    HubPages Google AnalyticsThis is used to provide data on traffic to our website, all personally identifyable data is anonymized. (Privacy Policy)
    HubPages Traffic PixelThis is used to collect data on traffic to articles and other pages on our site. Unless you are signed in to a HubPages account, all personally identifiable information is anonymized.
    Amazon Web ServicesThis is a cloud services platform that we used to host our service. (Privacy Policy)
    CloudflareThis is a cloud CDN service that we use to efficiently deliver files required for our service to operate such as javascript, cascading style sheets, images, and videos. (Privacy Policy)
    Google Hosted LibrariesJavascript software libraries such as jQuery are loaded at endpoints on the googleapis.com or gstatic.com domains, for performance and efficiency reasons. (Privacy Policy)
    Features
    Google Custom SearchThis is feature allows you to search the site. (Privacy Policy)
    Google MapsSome articles have Google Maps embedded in them. (Privacy Policy)
    Google ChartsThis is used to display charts and graphs on articles and the author center. (Privacy Policy)
    Google AdSense Host APIThis service allows you to sign up for or associate a Google AdSense account with HubPages, so that you can earn money from ads on your articles. No data is shared unless you engage with this feature. (Privacy Policy)
    Google YouTubeSome articles have YouTube videos embedded in them. (Privacy Policy)
    VimeoSome articles have Vimeo videos embedded in them. (Privacy Policy)
    PaypalThis is used for a registered author who enrolls in the HubPages Earnings program and requests to be paid via PayPal. No data is shared with Paypal unless you engage with this feature. (Privacy Policy)
    Facebook LoginYou can use this to streamline signing up for, or signing in to your Hubpages account.
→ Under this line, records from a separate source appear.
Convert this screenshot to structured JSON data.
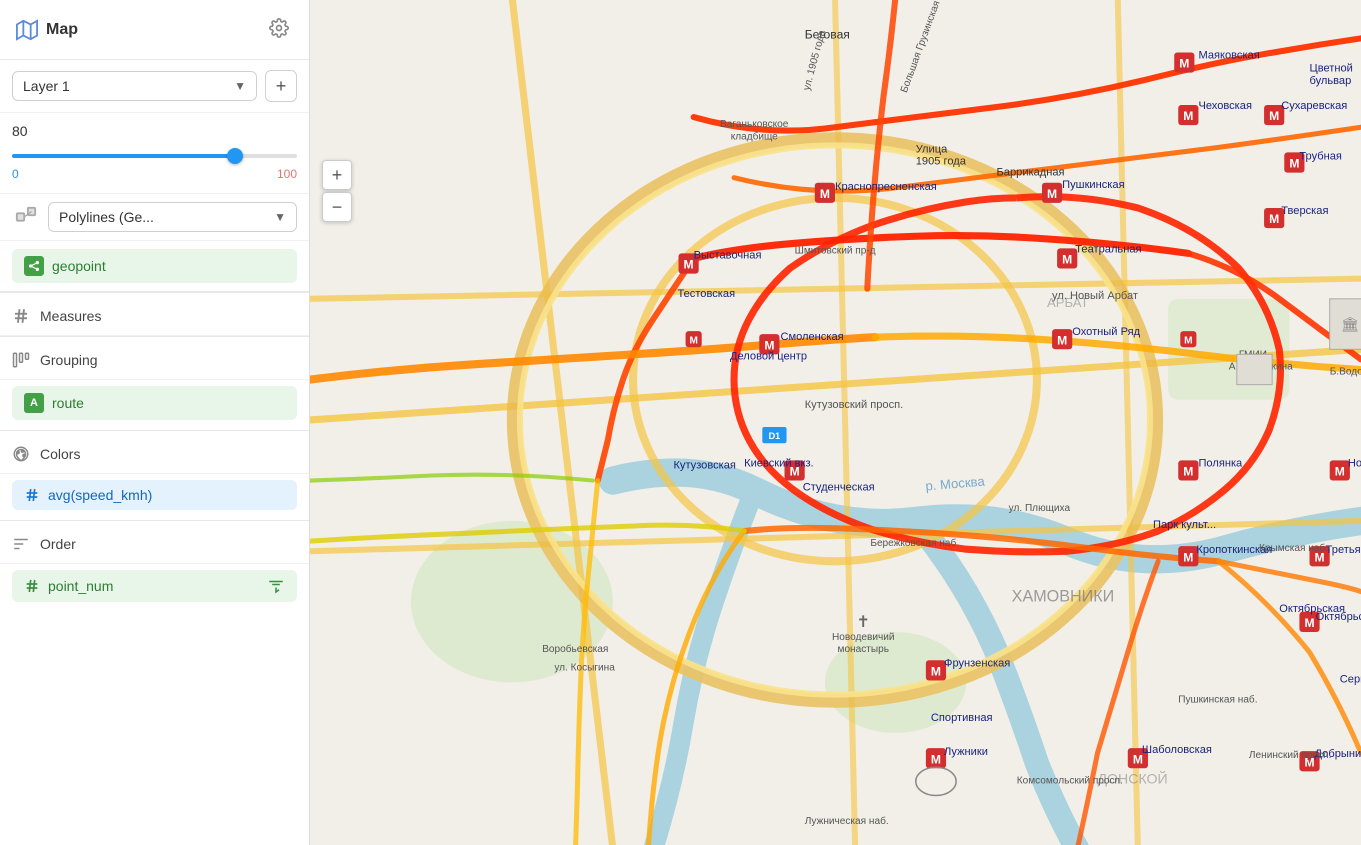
{
  "header": {
    "title": "Map",
    "map_icon": "map-icon",
    "gear_icon": "gear-icon"
  },
  "layer": {
    "name": "Layer 1",
    "add_label": "+",
    "dropdown_icon": "chevron-down-icon"
  },
  "opacity": {
    "value": "80",
    "min": "0",
    "max": "100",
    "slider_percent": 80
  },
  "geometry": {
    "type": "Polylines (Ge...",
    "icon": "polylines-icon"
  },
  "geopoint": {
    "label": "geopoint"
  },
  "measures": {
    "title": "Measures",
    "icon": "hash-icon"
  },
  "grouping": {
    "title": "Grouping",
    "icon": "grouping-icon",
    "field": "route"
  },
  "colors": {
    "title": "Colors",
    "icon": "colors-icon",
    "field": "avg(speed_kmh)",
    "field_icon": "hash-blue-icon"
  },
  "order": {
    "title": "Order",
    "icon": "order-icon",
    "field": "point_num",
    "field_icon": "hash-green-icon",
    "sort_icon": "sort-icon"
  },
  "map": {
    "zoom_in": "+",
    "zoom_out": "−"
  }
}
No data is shared with Facebook unless you engage with this feature. (Privacy Policy)
    MavenThis supports the Maven widget and search functionality. (Privacy Policy)
    Marketing
    Google AdSenseThis is an ad network. (Privacy Policy)
    Google DoubleClickGoogle provides ad serving technology and runs an ad network. (Privacy Policy)
    Index ExchangeThis is an ad network. (Privacy Policy)
    SovrnThis is an ad network. (Privacy Policy)
    Facebook AdsThis is an ad network. (Privacy Policy)
    Amazon Unified Ad MarketplaceThis is an ad network. (Privacy Policy)
    AppNexusThis is an ad network. (Privacy Policy)
    OpenxThis is an ad network. (Privacy Policy)
    Rubicon ProjectThis is an ad network. (Privacy Policy)
    TripleLiftThis is an ad network. (Privacy Policy)
    Say MediaWe partner with Say Media to deliver ad campaigns on our sites. (Privacy Policy)
    Remarketing PixelsWe may use remarketing pixels from advertising networks such as Google AdWords, Bing Ads, and Facebook in order to advertise the HubPages Service to people that have visited our sites.
    Conversion Tracking PixelsWe may use conversion tracking pixels from advertising networks such as Google AdWords, Bing Ads, and Facebook in order to identify when an advertisement has successfully resulted in the desired action, such as signing up for the HubPages Service or publishing an article on the HubPages Service.
    Statistics
    Author Google AnalyticsThis is used to provide traffic data and reports to the authors of articles on the HubPages Service. (Privacy Policy)
    ComscoreComScore is a media measurement and analytics company providing marketing data and analytics to enterprises, media and advertising agencies, and publishers. Non-consent will result in ComScore only processing obfuscated personal data. (Privacy Policy)
    Amazon Tracking PixelSome articles display amazon products as part of the Amazon Affiliate program, this pixel provides traffic statistics for those products (Privacy Policy)